The transverse cervical nerve is a division of the cervical plexus originating from the anterior rami of cervical nerves C2 and C3. The transverse cervical nerve is otherwise known as the
- Superficial cervical nerve
- Cutaneous cervical nerve
- Anterior cutaneous cervical nerve of the neck
It appears from under the posterior border of the sternocleidomastoid muscle, near the middle of the muscle, and loops all around the sternocleidomastoid in order to cross its anterior surface in a transverse direction. It continues through the neck and supplies cutaneous nerve supply to this area.
Branches and supply
- The superior (or ascending) branches proceed to the submaxillary region and ultimately create a plexus with the cervical branch of the facial nerve deep towards the platysma muscle. Other superior branches penetrate the platysma muscle and are circulated to the skin together with the upper and anterior surface of the neck.

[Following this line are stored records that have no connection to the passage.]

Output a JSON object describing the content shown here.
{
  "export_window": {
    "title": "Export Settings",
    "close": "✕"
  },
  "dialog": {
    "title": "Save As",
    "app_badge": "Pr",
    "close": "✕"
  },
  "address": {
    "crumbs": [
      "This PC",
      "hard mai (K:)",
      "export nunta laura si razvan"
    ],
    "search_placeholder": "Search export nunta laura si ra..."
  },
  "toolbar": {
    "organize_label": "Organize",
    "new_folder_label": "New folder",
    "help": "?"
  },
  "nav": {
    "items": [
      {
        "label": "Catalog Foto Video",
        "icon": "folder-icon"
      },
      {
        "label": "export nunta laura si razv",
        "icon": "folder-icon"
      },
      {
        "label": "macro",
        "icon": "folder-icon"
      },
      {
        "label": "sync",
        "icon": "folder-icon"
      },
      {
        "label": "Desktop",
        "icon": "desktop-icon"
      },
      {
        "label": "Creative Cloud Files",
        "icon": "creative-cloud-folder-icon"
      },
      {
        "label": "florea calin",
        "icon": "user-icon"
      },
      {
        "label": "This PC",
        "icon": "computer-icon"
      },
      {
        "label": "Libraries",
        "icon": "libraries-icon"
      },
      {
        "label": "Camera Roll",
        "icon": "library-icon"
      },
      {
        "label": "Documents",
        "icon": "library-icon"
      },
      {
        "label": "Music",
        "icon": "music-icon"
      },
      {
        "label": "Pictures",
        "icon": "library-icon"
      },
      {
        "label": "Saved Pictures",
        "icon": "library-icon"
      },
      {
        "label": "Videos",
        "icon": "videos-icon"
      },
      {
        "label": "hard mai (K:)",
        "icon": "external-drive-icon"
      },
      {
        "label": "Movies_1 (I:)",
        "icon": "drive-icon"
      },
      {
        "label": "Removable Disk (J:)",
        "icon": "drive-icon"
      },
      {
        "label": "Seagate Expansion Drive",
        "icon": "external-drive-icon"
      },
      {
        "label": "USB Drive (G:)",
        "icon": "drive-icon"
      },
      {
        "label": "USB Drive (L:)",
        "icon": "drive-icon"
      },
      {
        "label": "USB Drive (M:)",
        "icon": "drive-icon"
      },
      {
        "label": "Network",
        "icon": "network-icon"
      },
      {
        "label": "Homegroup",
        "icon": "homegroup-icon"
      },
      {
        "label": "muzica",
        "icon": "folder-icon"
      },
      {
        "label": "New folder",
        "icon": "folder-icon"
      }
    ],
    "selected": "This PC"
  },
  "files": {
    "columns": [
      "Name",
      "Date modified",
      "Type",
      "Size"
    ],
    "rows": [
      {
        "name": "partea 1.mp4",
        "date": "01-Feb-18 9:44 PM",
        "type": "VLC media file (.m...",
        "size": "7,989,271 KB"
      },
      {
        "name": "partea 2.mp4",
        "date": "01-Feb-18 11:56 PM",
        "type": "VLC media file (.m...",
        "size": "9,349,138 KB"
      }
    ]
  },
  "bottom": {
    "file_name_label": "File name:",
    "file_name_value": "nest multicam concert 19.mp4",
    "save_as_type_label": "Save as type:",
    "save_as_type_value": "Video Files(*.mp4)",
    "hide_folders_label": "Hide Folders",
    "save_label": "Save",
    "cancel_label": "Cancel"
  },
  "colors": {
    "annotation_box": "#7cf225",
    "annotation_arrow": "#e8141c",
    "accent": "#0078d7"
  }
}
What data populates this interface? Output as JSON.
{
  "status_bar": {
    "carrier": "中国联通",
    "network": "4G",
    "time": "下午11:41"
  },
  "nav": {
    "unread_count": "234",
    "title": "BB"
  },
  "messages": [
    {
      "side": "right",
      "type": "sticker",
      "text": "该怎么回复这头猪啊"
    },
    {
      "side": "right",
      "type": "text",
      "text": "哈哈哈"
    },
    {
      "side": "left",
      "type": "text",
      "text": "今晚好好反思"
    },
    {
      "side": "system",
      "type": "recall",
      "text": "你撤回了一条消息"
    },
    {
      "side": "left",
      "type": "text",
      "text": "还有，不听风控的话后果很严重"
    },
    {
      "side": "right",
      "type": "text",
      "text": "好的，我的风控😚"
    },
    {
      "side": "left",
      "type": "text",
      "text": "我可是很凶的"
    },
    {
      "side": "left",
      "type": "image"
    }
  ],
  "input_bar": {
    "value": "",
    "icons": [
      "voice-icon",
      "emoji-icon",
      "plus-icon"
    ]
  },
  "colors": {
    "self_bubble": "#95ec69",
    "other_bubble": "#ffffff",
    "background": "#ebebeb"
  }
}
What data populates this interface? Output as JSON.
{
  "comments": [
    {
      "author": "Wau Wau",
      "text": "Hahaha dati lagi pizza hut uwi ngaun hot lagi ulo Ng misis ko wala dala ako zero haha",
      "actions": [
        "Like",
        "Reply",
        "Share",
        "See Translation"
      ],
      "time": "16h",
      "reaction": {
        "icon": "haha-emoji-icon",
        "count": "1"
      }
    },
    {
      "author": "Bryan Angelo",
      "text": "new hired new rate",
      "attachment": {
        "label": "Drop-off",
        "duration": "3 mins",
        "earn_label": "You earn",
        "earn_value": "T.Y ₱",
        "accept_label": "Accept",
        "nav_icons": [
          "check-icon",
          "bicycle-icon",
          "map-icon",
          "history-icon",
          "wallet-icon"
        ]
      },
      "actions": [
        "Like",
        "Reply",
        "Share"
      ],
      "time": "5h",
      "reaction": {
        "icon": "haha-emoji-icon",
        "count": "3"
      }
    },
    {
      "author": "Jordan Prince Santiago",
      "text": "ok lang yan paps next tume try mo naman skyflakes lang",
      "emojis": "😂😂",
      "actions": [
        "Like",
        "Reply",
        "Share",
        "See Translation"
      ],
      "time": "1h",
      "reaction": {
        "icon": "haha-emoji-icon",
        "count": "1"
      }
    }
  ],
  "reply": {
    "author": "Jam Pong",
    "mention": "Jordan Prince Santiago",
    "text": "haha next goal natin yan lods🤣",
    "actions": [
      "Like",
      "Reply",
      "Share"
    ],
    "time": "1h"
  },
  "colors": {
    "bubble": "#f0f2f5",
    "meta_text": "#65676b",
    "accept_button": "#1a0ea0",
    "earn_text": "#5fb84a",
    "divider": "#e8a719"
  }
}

- The inferior (or descending) branches perforate the platysma muscle and are dispersed towards the skin over the anterior and lateral parts of the neck inferiorly till the sternum.